Last night, I saw the last episode of “Home Movies.” I didn’t realized it at the time, but I think Hasan pointed out that the episode totally seemed like series finale material. He was right. Cartoon Network quietly ended what I thought was one of the best television shows I’d ever seen. For three years now, that show has been something that made me comfortable — something I watched every Sunday night because it was funny. But beyond funny, there was something deep to that show, something way human. Something not even “Futurama” ever got to, and that show actually made me feel like crying once —and not because Fry’s dog died, but because Leela’s parents were willing to let her kill them rather than have her find out she was a mutant.
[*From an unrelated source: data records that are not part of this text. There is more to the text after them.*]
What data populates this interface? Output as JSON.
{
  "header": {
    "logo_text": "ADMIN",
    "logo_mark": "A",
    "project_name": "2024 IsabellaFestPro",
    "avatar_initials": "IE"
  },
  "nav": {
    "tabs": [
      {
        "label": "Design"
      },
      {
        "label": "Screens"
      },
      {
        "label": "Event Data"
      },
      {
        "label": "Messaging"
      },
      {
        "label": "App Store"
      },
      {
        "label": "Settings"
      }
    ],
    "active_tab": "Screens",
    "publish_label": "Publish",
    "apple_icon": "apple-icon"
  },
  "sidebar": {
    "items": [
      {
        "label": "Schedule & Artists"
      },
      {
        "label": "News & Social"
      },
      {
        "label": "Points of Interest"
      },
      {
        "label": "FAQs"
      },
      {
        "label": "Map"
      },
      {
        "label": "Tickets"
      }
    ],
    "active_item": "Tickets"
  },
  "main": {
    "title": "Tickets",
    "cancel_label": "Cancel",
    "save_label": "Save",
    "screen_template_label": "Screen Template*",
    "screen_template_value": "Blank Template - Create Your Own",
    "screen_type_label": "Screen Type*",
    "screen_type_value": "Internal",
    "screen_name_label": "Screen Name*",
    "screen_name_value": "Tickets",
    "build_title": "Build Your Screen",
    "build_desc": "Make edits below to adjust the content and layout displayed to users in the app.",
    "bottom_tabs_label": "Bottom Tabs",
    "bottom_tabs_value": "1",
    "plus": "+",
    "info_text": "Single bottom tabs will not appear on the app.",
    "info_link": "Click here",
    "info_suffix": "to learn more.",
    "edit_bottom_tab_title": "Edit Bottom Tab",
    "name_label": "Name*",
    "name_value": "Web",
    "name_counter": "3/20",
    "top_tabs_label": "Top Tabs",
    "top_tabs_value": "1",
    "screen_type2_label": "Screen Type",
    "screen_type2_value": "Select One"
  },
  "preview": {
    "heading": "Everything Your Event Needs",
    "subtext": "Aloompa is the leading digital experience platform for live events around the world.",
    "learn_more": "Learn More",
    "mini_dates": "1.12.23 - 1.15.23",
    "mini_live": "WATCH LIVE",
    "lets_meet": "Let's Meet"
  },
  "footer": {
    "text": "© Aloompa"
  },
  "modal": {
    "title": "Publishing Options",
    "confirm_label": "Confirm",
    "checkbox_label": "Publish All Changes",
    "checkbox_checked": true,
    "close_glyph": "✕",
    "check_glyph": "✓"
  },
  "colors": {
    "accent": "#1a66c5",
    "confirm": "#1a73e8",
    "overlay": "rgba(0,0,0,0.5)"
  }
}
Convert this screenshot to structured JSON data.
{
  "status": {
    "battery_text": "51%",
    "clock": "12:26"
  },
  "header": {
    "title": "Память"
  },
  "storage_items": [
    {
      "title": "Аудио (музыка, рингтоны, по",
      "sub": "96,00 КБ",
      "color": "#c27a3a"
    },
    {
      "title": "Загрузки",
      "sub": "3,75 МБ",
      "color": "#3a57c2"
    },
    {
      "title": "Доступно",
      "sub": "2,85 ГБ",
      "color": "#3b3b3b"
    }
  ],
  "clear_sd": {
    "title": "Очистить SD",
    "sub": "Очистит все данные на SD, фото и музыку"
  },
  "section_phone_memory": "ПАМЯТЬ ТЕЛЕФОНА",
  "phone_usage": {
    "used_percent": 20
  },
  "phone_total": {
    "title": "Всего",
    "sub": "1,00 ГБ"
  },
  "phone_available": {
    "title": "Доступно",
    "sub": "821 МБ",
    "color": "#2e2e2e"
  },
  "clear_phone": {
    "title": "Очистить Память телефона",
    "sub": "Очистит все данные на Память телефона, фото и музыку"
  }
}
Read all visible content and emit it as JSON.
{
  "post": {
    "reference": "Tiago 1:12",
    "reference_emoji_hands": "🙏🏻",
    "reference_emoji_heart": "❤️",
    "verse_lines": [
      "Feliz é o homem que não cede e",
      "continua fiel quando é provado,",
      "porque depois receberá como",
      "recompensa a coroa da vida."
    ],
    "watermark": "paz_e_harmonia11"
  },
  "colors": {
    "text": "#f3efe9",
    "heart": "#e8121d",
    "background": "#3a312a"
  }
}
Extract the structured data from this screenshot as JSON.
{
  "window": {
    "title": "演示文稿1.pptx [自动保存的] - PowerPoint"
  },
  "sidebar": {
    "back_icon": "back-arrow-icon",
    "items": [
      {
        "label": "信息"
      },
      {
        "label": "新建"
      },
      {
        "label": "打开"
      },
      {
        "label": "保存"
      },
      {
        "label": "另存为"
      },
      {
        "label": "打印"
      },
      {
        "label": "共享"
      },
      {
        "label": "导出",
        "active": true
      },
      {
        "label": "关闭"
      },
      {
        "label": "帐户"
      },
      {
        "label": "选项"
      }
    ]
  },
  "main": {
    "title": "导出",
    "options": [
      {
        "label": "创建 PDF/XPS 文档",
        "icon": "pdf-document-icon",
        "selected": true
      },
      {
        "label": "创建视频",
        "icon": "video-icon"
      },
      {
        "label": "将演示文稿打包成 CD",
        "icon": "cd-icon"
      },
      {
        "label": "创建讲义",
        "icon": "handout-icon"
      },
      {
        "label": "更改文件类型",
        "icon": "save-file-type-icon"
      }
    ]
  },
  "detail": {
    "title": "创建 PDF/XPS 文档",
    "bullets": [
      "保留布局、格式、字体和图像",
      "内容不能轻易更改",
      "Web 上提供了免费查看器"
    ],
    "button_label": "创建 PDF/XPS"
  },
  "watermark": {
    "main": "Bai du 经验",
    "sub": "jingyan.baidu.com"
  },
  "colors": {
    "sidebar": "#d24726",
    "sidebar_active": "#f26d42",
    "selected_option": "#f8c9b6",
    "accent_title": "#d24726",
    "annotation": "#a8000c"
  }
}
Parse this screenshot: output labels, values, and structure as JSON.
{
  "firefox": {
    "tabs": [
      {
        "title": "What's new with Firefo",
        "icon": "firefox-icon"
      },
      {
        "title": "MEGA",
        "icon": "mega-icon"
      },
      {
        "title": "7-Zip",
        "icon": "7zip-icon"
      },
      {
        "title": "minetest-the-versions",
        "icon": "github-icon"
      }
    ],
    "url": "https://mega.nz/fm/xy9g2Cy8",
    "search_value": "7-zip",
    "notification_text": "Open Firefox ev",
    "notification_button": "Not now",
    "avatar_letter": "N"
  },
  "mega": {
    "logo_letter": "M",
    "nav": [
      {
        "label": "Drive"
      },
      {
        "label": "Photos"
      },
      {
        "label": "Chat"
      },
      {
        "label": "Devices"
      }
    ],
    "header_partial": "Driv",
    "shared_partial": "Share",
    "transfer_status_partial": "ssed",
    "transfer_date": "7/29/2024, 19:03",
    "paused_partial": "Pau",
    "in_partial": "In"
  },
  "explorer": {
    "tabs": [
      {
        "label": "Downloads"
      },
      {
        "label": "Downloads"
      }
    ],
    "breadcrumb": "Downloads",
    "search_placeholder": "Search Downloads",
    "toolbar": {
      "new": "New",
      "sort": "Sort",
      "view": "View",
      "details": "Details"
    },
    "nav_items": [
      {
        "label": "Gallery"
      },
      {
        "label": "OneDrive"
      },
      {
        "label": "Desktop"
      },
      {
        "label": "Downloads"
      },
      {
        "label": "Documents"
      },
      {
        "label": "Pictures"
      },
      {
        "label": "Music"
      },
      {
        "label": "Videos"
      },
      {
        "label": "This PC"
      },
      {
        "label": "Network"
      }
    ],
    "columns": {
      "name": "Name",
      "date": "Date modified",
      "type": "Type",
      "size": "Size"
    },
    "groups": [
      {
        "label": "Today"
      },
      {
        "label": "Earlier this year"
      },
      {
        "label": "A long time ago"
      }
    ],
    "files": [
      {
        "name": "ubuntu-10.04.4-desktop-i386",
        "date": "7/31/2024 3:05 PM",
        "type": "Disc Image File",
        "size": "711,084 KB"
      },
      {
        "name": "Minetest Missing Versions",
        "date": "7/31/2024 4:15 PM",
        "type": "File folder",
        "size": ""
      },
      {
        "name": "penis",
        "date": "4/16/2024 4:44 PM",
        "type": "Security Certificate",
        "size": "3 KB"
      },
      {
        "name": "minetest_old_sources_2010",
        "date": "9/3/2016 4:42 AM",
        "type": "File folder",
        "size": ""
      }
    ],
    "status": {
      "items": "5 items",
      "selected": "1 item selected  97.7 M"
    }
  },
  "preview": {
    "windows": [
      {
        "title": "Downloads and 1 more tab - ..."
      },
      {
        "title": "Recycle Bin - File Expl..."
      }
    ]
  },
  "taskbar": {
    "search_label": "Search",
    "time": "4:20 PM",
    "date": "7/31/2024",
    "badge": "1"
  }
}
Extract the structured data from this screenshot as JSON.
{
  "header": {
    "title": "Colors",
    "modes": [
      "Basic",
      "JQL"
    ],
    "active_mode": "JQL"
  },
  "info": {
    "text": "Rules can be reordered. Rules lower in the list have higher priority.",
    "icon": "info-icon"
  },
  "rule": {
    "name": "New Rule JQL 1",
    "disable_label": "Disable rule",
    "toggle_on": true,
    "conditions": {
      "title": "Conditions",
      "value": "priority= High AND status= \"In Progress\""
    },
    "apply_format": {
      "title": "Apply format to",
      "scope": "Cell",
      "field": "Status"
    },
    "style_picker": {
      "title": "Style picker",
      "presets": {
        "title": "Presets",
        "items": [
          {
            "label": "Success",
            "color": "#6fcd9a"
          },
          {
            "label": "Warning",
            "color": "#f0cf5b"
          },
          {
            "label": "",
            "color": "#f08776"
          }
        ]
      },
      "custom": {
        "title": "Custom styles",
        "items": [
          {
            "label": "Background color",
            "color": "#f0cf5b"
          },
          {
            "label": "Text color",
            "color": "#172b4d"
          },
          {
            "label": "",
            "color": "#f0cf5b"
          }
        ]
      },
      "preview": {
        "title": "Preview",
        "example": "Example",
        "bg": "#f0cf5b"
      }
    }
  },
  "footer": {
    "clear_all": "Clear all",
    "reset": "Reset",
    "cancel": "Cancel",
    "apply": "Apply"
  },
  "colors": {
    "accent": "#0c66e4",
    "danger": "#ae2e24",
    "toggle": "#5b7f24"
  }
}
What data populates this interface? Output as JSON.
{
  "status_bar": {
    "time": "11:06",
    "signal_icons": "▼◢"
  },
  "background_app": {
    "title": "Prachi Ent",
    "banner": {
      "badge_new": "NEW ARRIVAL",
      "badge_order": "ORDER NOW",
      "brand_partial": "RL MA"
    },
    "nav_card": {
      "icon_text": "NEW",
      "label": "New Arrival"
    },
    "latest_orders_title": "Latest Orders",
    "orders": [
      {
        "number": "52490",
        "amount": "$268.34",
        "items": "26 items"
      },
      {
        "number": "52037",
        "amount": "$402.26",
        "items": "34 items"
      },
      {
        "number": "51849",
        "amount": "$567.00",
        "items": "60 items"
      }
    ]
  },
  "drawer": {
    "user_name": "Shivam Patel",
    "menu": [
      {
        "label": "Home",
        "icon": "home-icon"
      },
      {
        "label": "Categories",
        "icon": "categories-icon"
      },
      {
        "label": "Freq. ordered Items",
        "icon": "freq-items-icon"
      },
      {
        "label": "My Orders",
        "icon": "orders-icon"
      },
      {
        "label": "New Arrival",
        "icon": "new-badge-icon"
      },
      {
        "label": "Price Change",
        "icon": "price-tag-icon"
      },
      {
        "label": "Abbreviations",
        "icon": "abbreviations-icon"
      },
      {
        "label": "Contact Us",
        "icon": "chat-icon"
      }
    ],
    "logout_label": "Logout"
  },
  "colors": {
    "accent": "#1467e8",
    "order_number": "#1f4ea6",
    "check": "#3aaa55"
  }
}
And that's why the part at the end when Brendan's camera gets smashed by a car has stuck with me all day. In a lame sort of way, it's like seeing Maddie Ferguson get murdered all over again.

In a way, I’m angry that I feel bad about a stupid little drawing — not even a good drawing, really. But I shouldn’t be surprised. I have a history of getting emotionally attached to characters on TV shows or in movies or books that I have no control over and whom I know will one day stop being characters. It happened with Absalom, Absalom!. It happened with Kavalier and Clay just now over Christmas break. It happened with “Twin Peaks” all sophomore year. It happened to “Scream” way back in high school. And the first time I can remember this happening was with Batman comics when I was really little.

And those are just fake characters.

How I’m going to deal with the loss of certain real people, individuals who make me happier than Brendan and Melissa and Walter and Perry ever could I just don’t know.

Today I bought tickets to the “Kill Bill” double feature in Campbell Hall on Wednesday night. Since October, I’ve been creaming my jeans waiting to find out what’s up with the Bride and her missing daughter. The characters in that movie set my mind on fire, but suddenly I feel like I don’t want to see the second — and final — volume. I’m feeling a bit worn out, and I don’t want something else to end.

Ten years later, by the way, I’m still all about the Secret of Mana.